So if I, with all of the 40-plus-hour-per-week experience of observing people’s emotions and helping them through them for the last 20 years, have been unable to control my reaction and keep things in perspective, you and your loved ones who are also failing to do that should be given a break. The person you know who’s grieving and sad and who behaves in unkind ways should be given a break. The person who has experienced trauma and painful situations in their life should be given a break for a bit while they sort it out.
Know and love God.
In the tribute video for Jack, there were some words shared on the screen that were written by Jack and Kara’s mom while she was facing treatment for a brain tumor, which she survived, but then died from another form of cancer a couple of years later. As she wrote what she thought were her final words to her children, she wrote to Jack, specifically, “know and love God.”
I’m not sure if Jack was ever aware of this letter, or his dying mother’s admonition to use a relationship with a higher power to deal with life. But he didn’t. I’m not exactly sure what kind of exposure he had to spiritual traditions, but in his last few years, at least, he professed to be an atheist. That was likely something that he developed (understandably) throughout his experiences of war. Maybe he felt that way from a young age because his mother was taken from him when he was in first grade. Maybe he didn’t understand how so many unfair things could happen to such good people. I don’t know.
But I wonder if things might have been different if he believed in some kind of just and loving Source.
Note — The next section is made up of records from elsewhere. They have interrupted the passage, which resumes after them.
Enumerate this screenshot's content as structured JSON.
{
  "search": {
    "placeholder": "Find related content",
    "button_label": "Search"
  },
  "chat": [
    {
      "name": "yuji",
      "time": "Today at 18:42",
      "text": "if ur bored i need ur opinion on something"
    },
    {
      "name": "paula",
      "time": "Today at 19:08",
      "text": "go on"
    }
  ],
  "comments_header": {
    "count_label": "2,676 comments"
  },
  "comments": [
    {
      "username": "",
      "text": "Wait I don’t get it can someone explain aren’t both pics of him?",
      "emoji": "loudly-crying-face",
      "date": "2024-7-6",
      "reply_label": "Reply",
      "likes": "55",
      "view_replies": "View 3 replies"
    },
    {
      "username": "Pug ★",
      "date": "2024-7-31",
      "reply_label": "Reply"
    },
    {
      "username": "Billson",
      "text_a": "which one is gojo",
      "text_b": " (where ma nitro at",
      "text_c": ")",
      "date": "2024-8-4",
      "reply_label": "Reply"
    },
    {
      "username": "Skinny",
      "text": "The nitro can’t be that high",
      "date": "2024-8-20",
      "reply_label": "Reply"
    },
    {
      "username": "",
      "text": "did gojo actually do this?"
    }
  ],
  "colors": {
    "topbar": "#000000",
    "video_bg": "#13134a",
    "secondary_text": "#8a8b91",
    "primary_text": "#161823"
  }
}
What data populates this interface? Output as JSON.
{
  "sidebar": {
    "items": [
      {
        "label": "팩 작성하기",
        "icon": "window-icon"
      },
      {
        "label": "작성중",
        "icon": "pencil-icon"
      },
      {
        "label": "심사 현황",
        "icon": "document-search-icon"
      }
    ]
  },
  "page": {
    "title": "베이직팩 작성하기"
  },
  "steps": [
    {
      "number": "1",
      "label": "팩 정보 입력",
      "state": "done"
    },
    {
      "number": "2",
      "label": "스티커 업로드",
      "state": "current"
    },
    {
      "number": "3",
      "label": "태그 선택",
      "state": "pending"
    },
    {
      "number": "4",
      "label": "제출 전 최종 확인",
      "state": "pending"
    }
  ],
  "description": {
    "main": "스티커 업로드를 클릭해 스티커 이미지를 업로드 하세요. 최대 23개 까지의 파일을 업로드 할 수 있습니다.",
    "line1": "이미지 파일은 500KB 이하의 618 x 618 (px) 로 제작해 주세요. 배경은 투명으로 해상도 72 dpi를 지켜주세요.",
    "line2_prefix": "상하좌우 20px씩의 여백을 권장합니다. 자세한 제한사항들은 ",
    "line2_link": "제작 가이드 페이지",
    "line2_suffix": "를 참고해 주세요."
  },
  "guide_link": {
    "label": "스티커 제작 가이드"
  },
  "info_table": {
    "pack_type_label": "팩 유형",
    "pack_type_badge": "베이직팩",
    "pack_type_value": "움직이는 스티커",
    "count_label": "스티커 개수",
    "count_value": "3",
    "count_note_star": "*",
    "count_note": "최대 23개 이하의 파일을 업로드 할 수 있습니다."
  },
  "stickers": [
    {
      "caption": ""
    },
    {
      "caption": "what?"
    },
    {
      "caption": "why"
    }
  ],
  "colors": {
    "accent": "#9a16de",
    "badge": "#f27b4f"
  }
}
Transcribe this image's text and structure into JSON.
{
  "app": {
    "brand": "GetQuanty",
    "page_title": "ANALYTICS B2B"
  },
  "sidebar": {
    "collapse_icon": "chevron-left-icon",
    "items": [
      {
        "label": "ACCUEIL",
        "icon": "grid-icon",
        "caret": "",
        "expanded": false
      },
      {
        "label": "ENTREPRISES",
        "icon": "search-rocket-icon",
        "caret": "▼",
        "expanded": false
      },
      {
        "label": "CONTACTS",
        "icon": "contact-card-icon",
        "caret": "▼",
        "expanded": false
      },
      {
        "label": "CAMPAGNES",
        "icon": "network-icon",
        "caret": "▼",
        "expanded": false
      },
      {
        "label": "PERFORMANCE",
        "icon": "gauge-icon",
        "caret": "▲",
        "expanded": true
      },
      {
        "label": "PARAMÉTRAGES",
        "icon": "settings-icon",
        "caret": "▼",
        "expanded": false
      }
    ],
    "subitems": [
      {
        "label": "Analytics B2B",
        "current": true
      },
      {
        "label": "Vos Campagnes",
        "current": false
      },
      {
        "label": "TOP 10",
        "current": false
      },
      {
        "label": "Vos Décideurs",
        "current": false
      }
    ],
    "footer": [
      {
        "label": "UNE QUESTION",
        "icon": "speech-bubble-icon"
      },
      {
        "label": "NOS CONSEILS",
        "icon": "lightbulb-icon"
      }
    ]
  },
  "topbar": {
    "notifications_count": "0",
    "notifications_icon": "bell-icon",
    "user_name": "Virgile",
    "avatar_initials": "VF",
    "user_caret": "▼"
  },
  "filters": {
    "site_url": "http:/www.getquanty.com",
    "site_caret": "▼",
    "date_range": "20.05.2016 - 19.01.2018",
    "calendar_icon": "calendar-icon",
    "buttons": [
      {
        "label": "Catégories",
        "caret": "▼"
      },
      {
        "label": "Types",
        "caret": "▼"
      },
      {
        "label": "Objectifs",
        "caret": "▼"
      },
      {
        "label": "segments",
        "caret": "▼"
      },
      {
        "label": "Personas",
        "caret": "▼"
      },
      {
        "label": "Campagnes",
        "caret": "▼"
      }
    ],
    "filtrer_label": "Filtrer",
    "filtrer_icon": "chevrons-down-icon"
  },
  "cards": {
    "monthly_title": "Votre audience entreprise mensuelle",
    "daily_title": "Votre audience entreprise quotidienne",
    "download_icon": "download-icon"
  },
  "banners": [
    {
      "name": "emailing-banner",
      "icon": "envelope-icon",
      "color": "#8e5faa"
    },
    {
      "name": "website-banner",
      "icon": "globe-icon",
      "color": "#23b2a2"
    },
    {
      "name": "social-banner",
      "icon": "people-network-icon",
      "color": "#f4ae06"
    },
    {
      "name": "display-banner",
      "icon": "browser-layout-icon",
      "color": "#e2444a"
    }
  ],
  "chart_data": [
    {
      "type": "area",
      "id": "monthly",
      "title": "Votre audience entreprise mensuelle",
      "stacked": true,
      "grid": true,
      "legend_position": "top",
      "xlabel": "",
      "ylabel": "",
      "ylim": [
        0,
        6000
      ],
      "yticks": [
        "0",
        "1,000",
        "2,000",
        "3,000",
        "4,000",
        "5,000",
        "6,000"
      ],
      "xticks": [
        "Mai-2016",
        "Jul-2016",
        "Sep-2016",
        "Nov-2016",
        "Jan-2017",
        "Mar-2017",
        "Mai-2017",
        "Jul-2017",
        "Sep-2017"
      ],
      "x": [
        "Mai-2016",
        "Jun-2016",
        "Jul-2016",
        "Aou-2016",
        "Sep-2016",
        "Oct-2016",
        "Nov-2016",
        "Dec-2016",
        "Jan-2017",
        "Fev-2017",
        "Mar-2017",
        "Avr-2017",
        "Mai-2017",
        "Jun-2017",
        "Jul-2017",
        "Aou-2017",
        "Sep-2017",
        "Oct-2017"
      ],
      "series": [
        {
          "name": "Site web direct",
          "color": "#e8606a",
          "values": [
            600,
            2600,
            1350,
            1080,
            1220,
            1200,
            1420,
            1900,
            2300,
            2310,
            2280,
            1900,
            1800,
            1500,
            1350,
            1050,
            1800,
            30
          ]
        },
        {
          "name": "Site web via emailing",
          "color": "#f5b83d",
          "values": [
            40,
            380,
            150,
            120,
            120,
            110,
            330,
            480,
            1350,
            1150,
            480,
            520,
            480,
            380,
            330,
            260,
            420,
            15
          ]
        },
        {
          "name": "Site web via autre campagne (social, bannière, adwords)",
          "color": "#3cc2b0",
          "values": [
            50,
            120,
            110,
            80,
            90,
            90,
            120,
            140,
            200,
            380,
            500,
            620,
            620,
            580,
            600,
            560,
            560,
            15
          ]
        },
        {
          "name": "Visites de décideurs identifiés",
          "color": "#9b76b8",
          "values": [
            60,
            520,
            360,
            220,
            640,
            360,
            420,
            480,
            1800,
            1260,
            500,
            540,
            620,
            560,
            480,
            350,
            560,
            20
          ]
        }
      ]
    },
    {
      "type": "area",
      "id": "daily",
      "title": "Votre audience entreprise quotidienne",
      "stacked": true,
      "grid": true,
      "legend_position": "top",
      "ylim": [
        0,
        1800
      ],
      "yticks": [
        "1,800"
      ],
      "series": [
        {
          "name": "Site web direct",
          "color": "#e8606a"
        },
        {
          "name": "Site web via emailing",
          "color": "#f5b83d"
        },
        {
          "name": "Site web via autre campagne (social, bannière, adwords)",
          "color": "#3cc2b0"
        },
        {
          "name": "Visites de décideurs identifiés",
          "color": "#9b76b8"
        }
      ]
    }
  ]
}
I wonder how his perspective might have been different had he explored with a more open heart the beauty and peace that comes to many people who choose (and it is a choice) to believe in a Creator of some kind.
It is my conviction that this kid has not truly departed, but has only changed. Maybe like the caterpillar emerging from the cocoon becomes a butterfly, he is flying in some beautiful form and may even be visiting my wife and our home this weekend.
I’m sure his spirit lives on, and I’m sure that his perspectives on some things are different now.
So are mine.
In the time that has passed over the last 364 days, I have made the treatment of PTSD and Veterans and volunteering with suicide prevention programs and a program called Give an Hour a high priority in my professional life. I have tried to be more genuine and my relationships and have tried to seek out people in pain. I have sought forgiveness from my wife for MY unforgiveness of HER during the most difficult year ever. I’ve tried to love more. I am changed. Like every year–but more profoundly so this past year–I am changed.
Every suicide directly affects an average of 150 people. This was a kid I barely knew. And this situation devastated my family. My wife. My children. My clients. My neighbors.
Twenty-two (22) veterans die by suicide every single day in America. Let’s talk about this. Let’s love each other. Remember that every one is experiencing some form of pain. Everyone.
Suicidal thoughts are symptoms. Suicide is a medical condition.
It can be prevented.
I’ve learned so much in the past 364 days since Jack lost his battle with PTSD, more than I could ever describe in a single blog post. But I am proud to be standing here. I am proud to be married. I am happy to have one more day to be alive and to hug my kids and live in this great land and be married to my best friend. I am humbled and grateful.
Post Script: I wrote this while my wife was at work today. She never even knew I was writing this and she told me the most curious butterfly, a yellow one, was flying around her today inside the indoors of her building. When she told me that, I almost laughed and cried at the same time. Life is just one extremely special educational experience. Make it count.
If you or someone you know is thinking of suicide, please reach out to 1-800-273-8255 (24 hours per day) or visit your nearest emergency room.